▶ **What you need to do**
Give back exactly the lines running from the line with "What's the underlying" to the end of the entries, and only those lines.

━━━ Records to use

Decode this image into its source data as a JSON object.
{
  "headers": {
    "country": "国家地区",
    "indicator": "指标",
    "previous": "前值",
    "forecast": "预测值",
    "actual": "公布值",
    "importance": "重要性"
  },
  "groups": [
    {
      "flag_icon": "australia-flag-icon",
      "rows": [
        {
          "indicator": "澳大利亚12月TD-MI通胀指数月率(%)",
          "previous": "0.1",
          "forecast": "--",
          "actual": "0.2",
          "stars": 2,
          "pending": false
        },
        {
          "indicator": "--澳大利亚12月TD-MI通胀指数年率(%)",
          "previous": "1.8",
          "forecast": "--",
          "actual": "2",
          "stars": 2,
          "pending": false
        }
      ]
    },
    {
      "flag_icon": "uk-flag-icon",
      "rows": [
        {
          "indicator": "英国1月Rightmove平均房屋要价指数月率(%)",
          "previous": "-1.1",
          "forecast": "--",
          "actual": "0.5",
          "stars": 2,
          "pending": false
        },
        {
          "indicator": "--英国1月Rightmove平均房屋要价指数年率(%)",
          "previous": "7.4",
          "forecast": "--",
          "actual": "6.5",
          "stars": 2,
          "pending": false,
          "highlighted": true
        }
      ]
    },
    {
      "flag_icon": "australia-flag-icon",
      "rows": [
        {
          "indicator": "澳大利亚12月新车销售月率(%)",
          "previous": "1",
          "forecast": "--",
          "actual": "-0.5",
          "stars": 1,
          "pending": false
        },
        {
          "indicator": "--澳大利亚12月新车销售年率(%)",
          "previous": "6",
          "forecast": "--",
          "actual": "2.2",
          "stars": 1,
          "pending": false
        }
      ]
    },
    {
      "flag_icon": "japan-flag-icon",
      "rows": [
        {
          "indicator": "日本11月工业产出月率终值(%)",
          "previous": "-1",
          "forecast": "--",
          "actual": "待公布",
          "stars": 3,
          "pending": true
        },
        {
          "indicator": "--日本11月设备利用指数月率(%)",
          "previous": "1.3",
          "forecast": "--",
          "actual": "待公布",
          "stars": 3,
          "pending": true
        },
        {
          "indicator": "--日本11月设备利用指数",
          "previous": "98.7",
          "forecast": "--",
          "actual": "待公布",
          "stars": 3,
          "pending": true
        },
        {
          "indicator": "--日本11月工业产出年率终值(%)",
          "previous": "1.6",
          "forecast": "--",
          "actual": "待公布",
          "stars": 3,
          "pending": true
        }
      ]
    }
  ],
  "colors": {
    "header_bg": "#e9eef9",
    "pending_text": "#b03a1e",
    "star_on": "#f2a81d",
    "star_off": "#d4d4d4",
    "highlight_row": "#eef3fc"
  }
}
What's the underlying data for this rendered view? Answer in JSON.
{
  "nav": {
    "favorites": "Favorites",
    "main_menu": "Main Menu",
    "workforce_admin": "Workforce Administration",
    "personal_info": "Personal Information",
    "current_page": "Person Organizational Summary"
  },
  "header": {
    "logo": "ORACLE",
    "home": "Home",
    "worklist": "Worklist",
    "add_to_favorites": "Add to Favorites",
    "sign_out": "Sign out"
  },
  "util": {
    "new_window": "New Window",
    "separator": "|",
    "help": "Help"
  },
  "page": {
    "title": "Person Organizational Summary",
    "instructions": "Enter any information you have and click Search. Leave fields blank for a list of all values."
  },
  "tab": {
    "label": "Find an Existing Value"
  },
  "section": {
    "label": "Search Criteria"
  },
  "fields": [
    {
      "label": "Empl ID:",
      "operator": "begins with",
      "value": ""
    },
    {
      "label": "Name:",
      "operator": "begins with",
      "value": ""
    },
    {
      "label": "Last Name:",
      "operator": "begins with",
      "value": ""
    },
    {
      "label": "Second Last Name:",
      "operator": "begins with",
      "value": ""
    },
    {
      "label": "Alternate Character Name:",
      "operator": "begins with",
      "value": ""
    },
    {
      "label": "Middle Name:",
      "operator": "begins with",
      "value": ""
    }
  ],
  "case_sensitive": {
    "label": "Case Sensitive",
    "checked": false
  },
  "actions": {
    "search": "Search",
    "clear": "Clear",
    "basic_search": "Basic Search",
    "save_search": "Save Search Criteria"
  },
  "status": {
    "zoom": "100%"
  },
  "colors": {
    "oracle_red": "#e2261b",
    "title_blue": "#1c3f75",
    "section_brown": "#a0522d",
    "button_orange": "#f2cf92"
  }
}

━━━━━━

▶ **Result for this exercise**
What's the underlying data for this rendered view? Answer in JSON.
{
  "nav": {
    "favorites": "Favorites",
    "main_menu": "Main Menu",
    "workforce_admin": "Workforce Administration",
    "personal_info": "Personal Information",
    "current_page": "Person Organizational Summary"
  },
  "header": {
    "logo": "ORACLE",
    "home": "Home",
    "worklist": "Worklist",
    "add_to_favorites": "Add to Favorites",
    "sign_out": "Sign out"
  },
  "util": {
    "new_window": "New Window",
    "separator": "|",
    "help": "Help"
  },
  "page": {
    "title": "Person Organizational Summary",
    "instructions": "Enter any information you have and click Search. Leave fields blank for a list of all values."
  },
  "tab": {
    "label": "Find an Existing Value"
  },
  "section": {
    "label": "Search Criteria"
  },
  "fields": [
    {
      "label": "Empl ID:",
      "operator": "begins with",
      "value": ""
    },
    {
      "label": "Name:",
      "operator": "begins with",
      "value": ""
    },
    {
      "label": "Last Name:",
      "operator": "begins with",
      "value": ""
    },
    {
      "label": "Second Last Name:",
      "operator": "begins with",
      "value": ""
    },
    {
      "label": "Alternate Character Name:",
      "operator": "begins with",
      "value": ""
    },
    {
      "label": "Middle Name:",
      "operator": "begins with",
      "value": ""
    }
  ],
  "case_sensitive": {
    "label": "Case Sensitive",
    "checked": false
  },
  "actions": {
    "search": "Search",
    "clear": "Clear",
    "basic_search": "Basic Search",
    "save_search": "Save Search Criteria"
  },
  "status": {
    "zoom": "100%"
  },
  "colors": {
    "oracle_red": "#e2261b",
    "title_blue": "#1c3f75",
    "section_brown": "#a0522d",
    "button_orange": "#f2cf92"
  }
}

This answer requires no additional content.